The spindle, a complex of tube-like protein structures, extends from one side of the cell to the other during cell division. Chromosomes attach to the spindle via their centromeres and are drawn to opposite ends of the cell as it divides.
Use in clinical context
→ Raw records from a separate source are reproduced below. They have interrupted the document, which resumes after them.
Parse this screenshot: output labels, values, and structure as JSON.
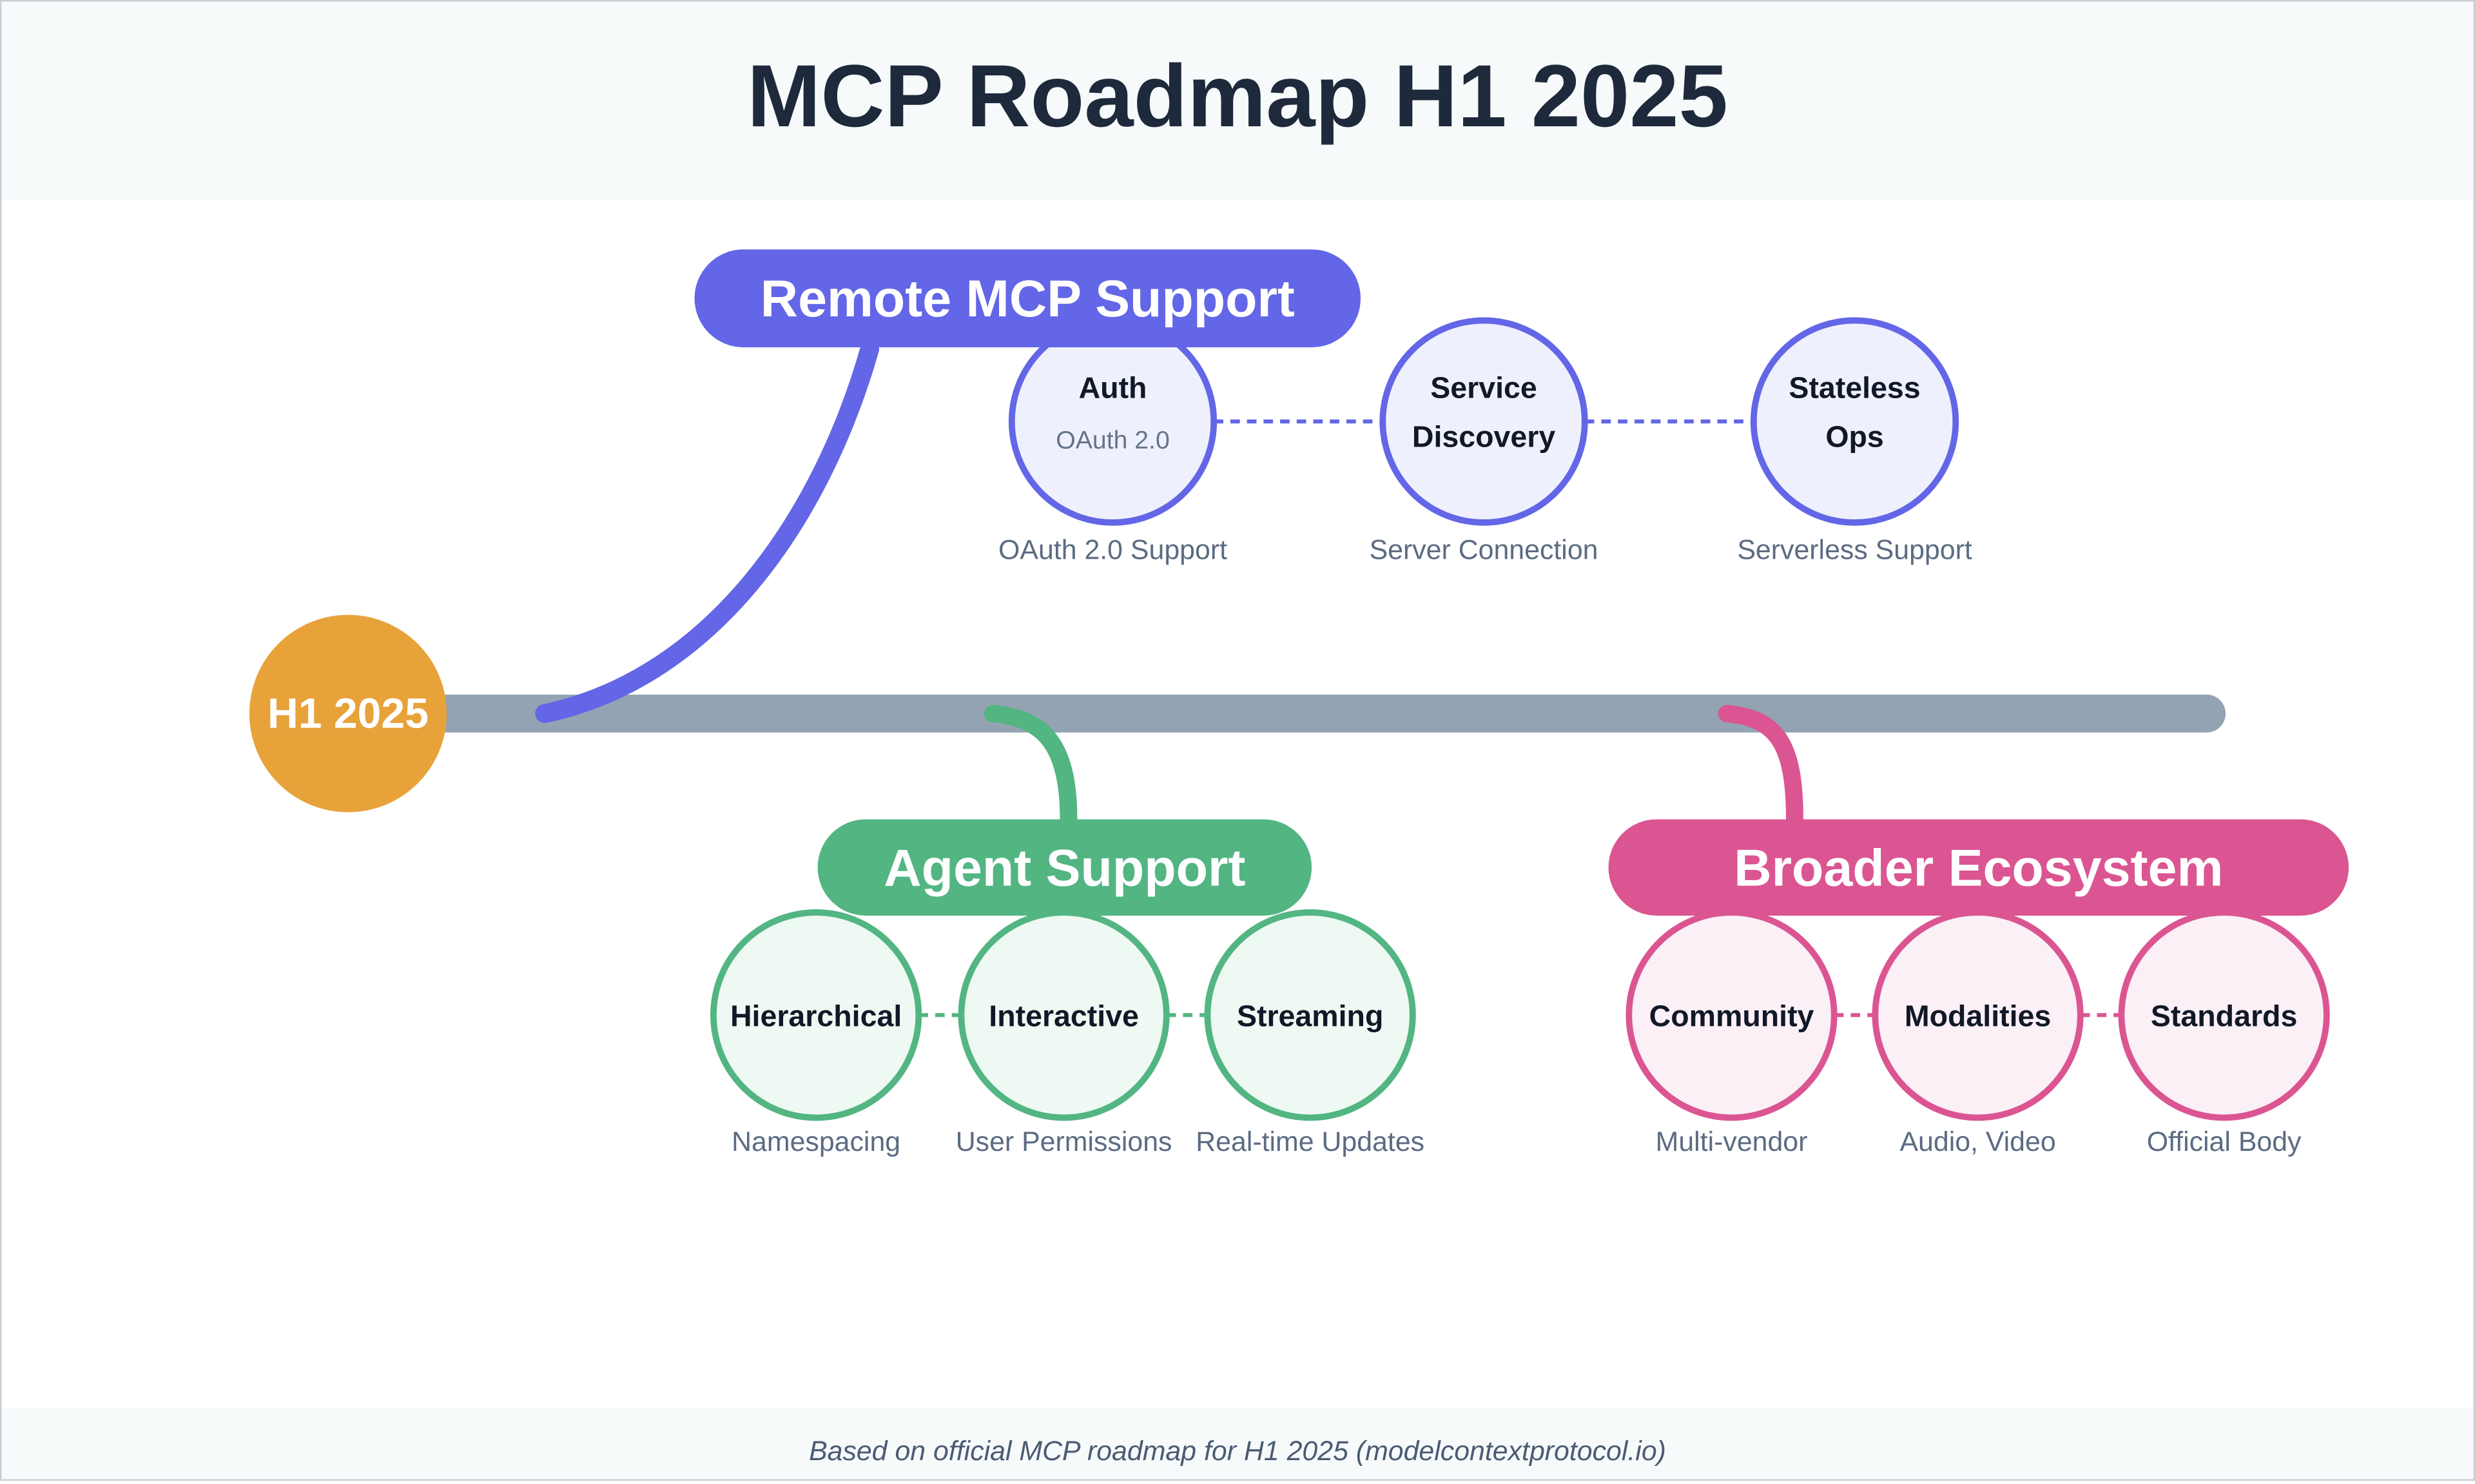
{
  "header": {
    "title": "MCP Roadmap H1 2025"
  },
  "origin": {
    "label": "H1 2025",
    "color": "#e8a23a"
  },
  "timeline": {
    "color": "#94a3b4"
  },
  "branches": [
    {
      "id": "remote",
      "label": "Remote MCP Support",
      "color": "#6366e6",
      "node_fill": "#eef1fd",
      "connector": "dashed",
      "position": "above",
      "nodes": [
        {
          "title_lines": [
            "Auth"
          ],
          "subtitle": "OAuth 2.0",
          "caption": "OAuth 2.0 Support"
        },
        {
          "title_lines": [
            "Service",
            "Discovery"
          ],
          "subtitle": "",
          "caption": "Server Connection"
        },
        {
          "title_lines": [
            "Stateless",
            "Ops"
          ],
          "subtitle": "",
          "caption": "Serverless Support"
        }
      ]
    },
    {
      "id": "agent",
      "label": "Agent Support",
      "color": "#52b582",
      "node_fill": "#edf9f2",
      "connector": "dashed",
      "position": "below",
      "nodes": [
        {
          "title_lines": [
            "Hierarchical"
          ],
          "subtitle": "",
          "caption": "Namespacing"
        },
        {
          "title_lines": [
            "Interactive"
          ],
          "subtitle": "",
          "caption": "User Permissions"
        },
        {
          "title_lines": [
            "Streaming"
          ],
          "subtitle": "",
          "caption": "Real-time Updates"
        }
      ]
    },
    {
      "id": "ecosystem",
      "label": "Broader Ecosystem",
      "color": "#db5592",
      "node_fill": "#fbf0f6",
      "connector": "dashed",
      "position": "below",
      "nodes": [
        {
          "title_lines": [
            "Community"
          ],
          "subtitle": "",
          "caption": "Multi-vendor"
        },
        {
          "title_lines": [
            "Modalities"
          ],
          "subtitle": "",
          "caption": "Audio, Video"
        },
        {
          "title_lines": [
            "Standards"
          ],
          "subtitle": "",
          "caption": "Official Body"
        }
      ]
    }
  ],
  "footer": {
    "text": "Based on official MCP roadmap for H1 2025 (modelcontextprotocol.io)"
  }
}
The spindle is important in ensuring that following cell division the resulting daughter cells have the correct number of chromosomes. Improper separation of the chromosomes – if the spindle does not form properly or if the chromosomes do not attach correctly – leads to aneuploidy in the daughter cells.